About this exercise: Go through the records and report each line holding the string "service".

Collection entries:
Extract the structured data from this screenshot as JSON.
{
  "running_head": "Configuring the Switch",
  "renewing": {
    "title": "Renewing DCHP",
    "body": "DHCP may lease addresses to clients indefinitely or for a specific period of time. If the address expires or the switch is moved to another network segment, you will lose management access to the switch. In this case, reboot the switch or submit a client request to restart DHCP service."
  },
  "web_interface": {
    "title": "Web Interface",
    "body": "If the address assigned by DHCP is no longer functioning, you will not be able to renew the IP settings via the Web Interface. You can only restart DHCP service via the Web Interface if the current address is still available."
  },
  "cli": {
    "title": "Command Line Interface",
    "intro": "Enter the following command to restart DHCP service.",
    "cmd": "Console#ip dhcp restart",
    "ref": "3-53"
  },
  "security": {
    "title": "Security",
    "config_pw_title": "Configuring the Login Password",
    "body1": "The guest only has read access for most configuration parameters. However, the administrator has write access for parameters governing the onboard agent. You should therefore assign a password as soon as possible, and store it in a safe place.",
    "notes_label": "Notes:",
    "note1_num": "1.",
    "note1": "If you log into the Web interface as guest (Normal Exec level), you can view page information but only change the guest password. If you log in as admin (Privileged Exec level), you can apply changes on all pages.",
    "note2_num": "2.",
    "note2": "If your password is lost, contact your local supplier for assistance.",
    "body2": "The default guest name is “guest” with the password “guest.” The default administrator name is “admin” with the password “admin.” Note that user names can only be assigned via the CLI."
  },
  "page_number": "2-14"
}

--

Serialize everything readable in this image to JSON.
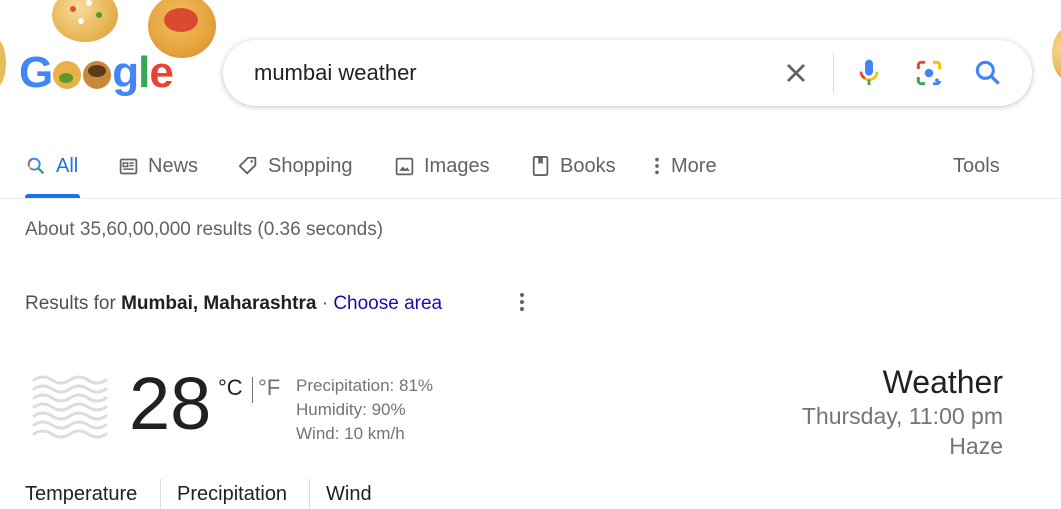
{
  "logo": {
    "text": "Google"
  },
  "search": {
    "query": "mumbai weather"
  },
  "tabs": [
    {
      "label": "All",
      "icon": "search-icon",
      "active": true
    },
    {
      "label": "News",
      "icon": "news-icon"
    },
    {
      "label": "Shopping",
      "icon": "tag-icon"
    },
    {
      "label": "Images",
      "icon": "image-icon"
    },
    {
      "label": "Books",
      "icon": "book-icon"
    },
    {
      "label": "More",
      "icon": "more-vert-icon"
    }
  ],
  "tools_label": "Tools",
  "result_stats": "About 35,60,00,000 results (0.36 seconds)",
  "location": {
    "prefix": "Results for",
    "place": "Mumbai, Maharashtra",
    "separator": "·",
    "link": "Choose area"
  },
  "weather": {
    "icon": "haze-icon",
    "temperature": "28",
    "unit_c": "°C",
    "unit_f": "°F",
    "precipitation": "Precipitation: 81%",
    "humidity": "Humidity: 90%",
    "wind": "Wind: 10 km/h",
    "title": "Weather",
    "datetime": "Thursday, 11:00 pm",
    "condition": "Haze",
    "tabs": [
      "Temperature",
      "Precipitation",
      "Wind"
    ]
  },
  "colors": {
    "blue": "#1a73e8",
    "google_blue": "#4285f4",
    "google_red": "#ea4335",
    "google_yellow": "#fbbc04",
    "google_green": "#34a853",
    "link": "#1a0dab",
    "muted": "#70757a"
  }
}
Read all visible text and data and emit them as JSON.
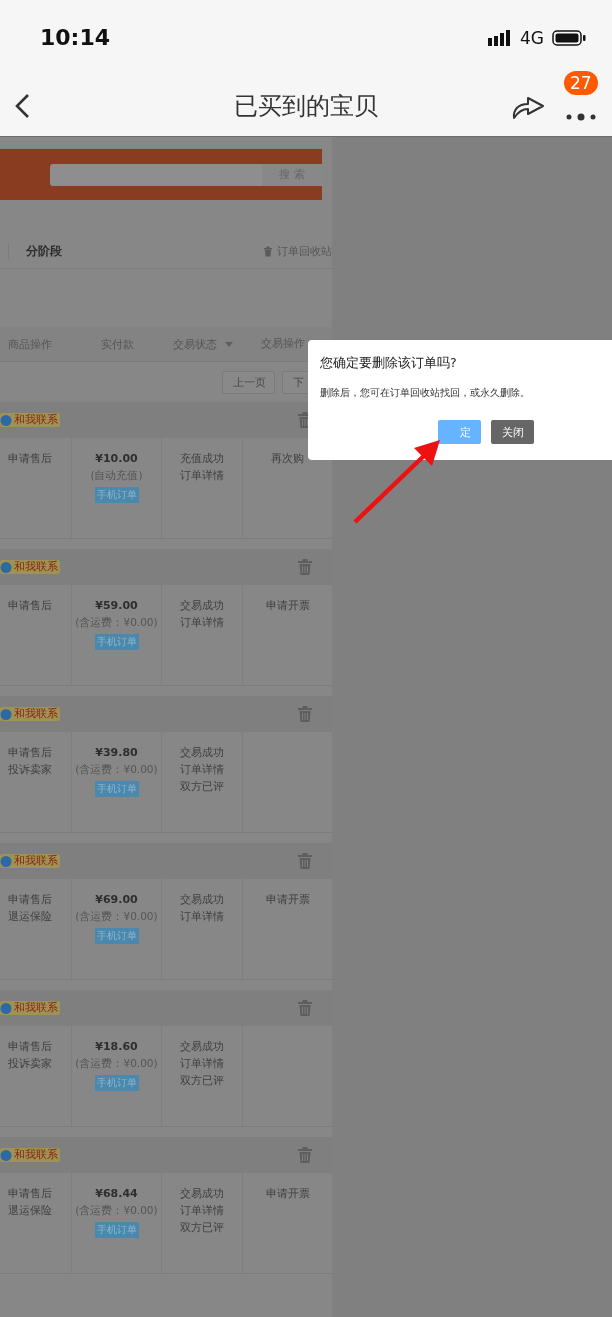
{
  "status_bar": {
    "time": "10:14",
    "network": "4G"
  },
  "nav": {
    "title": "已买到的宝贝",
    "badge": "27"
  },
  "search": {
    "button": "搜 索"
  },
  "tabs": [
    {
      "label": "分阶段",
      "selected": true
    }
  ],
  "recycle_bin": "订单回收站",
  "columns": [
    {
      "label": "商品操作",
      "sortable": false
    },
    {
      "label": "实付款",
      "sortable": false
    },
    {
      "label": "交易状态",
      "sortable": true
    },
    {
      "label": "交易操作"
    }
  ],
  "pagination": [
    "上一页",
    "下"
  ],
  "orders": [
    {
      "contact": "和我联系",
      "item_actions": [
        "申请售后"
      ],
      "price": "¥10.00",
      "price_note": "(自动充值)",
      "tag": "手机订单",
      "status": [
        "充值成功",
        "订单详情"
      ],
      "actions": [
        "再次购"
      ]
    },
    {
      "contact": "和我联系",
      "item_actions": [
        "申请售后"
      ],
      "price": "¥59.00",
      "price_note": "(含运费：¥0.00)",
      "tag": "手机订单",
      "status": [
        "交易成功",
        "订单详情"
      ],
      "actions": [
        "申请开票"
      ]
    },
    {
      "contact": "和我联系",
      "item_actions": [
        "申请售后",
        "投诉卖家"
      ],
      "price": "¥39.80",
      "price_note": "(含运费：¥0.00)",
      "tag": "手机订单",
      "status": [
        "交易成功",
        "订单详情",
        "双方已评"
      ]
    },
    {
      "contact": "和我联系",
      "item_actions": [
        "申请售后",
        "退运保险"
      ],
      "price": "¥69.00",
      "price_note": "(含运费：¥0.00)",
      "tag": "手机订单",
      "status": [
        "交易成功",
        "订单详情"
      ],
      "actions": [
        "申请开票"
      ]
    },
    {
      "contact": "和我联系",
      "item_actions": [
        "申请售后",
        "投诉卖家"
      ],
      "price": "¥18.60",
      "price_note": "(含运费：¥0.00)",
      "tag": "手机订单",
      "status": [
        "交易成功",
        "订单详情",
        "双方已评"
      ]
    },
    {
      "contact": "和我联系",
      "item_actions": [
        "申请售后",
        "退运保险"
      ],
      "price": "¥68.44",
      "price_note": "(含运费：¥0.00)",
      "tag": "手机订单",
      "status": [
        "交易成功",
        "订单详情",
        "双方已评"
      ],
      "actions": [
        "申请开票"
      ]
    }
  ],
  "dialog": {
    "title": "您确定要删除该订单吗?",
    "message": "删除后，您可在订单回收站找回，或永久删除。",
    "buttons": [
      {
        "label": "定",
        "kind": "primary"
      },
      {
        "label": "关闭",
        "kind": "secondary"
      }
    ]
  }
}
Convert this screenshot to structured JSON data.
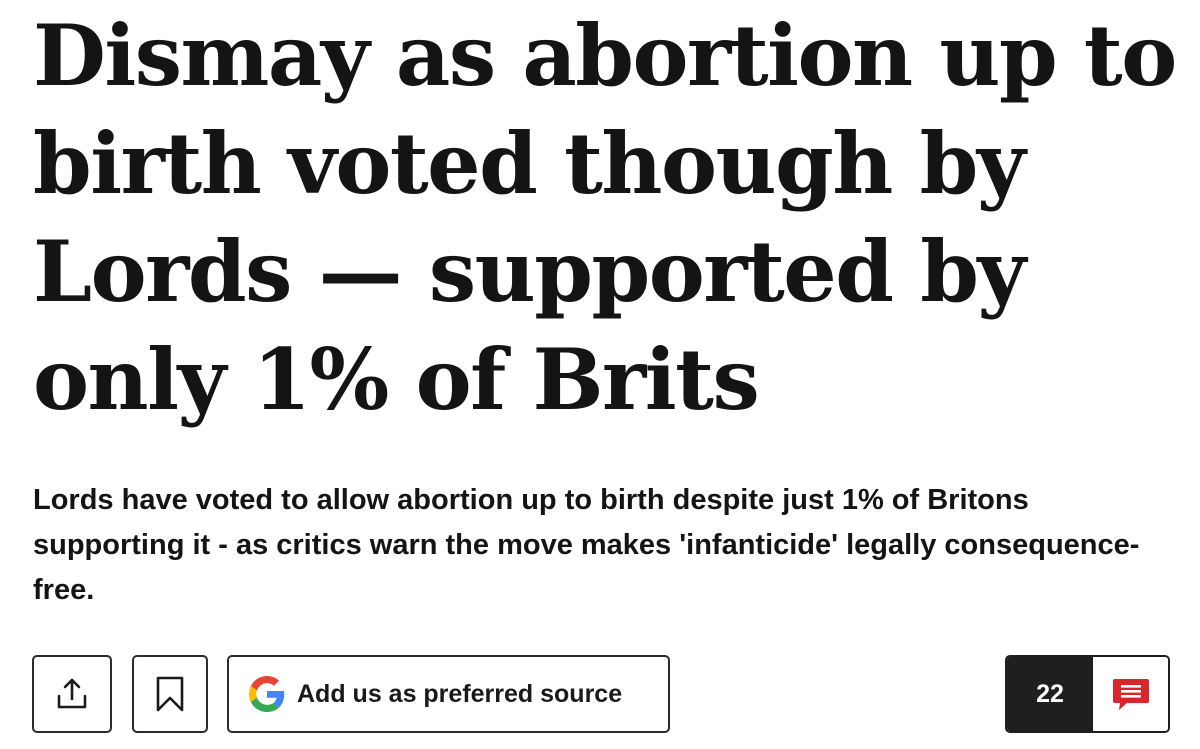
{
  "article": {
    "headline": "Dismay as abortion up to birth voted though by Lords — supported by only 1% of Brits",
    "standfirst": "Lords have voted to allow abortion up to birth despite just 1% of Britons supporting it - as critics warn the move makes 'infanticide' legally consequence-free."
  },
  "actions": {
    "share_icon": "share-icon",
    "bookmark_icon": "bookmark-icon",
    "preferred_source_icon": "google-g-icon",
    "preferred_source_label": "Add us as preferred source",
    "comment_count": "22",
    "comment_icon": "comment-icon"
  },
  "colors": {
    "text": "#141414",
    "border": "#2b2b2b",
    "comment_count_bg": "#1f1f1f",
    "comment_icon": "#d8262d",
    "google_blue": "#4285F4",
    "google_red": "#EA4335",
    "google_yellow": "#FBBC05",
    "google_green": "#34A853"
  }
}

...

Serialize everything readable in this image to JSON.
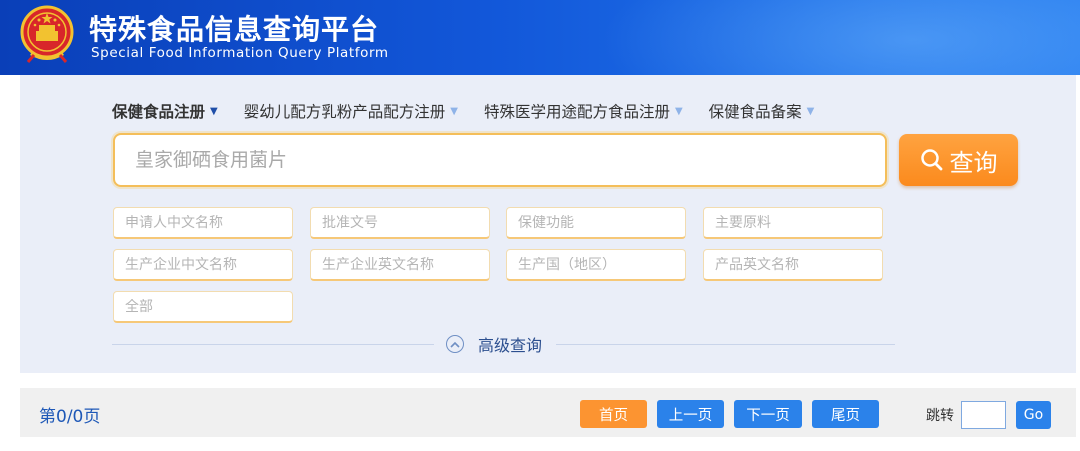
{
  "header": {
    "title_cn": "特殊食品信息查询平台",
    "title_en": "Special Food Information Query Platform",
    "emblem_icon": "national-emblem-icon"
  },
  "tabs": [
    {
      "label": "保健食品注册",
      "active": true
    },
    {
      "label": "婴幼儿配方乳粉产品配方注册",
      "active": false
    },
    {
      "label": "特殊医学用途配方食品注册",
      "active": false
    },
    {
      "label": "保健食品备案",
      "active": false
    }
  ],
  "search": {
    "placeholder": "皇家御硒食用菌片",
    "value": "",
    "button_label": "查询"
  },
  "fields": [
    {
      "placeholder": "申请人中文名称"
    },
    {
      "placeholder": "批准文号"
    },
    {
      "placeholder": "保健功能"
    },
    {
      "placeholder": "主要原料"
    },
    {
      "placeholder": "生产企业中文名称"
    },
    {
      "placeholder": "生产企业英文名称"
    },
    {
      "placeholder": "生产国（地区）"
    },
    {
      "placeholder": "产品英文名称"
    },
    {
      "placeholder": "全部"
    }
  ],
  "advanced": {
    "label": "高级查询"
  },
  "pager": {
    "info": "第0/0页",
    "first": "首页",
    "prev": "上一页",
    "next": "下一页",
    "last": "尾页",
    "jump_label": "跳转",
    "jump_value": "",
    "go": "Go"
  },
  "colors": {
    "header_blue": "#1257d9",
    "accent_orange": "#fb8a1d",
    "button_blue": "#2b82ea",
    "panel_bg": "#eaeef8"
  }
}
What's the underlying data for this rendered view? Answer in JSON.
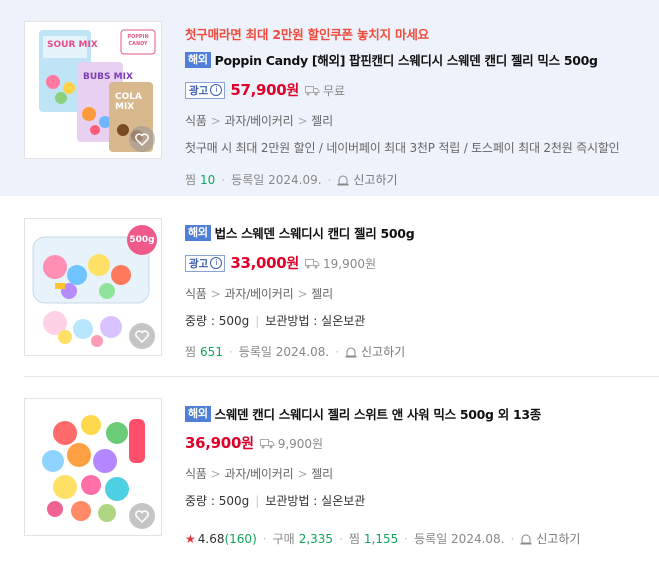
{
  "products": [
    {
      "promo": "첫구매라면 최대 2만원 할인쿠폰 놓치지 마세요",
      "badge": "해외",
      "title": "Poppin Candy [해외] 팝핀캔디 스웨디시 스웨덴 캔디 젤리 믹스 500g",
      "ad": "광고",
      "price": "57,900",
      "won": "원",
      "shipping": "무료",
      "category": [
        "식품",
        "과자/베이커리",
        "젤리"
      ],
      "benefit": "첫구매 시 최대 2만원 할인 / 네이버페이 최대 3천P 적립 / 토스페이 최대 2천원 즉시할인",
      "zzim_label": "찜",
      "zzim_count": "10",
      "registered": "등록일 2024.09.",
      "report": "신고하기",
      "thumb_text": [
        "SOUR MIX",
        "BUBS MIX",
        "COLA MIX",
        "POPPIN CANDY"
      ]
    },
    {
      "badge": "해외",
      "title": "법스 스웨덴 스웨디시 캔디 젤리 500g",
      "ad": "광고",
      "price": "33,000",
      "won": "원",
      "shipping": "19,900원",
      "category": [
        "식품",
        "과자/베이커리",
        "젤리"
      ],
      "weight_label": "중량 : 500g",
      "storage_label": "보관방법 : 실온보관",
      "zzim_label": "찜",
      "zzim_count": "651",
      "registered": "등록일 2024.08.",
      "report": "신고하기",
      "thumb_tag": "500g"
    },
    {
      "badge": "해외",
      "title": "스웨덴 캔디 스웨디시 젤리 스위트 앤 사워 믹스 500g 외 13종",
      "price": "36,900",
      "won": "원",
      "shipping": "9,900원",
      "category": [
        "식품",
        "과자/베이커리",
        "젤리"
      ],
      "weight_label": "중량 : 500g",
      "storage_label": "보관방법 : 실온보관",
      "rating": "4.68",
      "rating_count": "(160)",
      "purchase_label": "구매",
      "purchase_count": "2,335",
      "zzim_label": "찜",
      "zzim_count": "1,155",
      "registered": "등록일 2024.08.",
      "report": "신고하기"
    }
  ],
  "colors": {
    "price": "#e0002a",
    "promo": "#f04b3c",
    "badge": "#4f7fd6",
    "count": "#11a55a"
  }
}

Result for this exercise:
    "body": "DHCP may lease addresses to clients indefinitely or for a specific period of time. If the address expires or the switch is moved to another network segment, you will lose management access to the switch. In this case, reboot the switch or submit a client request to restart DHCP service."
    "body": "If the address assigned by DHCP is no longer functioning, you will not be able to renew the IP settings via the Web Interface. You can only restart DHCP service via the Web Interface if the current address is still available."
    "intro": "Enter the following command to restart DHCP service.",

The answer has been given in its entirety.